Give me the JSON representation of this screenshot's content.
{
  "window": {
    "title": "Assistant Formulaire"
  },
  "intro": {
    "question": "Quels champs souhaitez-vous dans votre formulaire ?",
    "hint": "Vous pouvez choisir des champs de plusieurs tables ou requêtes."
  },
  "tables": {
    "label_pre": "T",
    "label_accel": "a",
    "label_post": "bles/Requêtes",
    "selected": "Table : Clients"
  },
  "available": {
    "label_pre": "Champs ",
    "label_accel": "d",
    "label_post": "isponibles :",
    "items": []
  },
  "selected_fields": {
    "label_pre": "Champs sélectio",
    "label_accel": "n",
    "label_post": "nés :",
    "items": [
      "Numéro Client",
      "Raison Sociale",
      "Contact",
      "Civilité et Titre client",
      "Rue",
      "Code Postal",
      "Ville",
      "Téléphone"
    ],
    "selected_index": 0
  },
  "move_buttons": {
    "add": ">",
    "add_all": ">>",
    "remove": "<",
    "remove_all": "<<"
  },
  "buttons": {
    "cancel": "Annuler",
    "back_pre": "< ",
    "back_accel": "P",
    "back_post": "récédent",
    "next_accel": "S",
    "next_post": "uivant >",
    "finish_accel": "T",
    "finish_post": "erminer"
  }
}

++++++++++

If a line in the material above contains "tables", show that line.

    "hint": "Vous pouvez choisir des champs de plusieurs tables ou requêtes."
  "tables": {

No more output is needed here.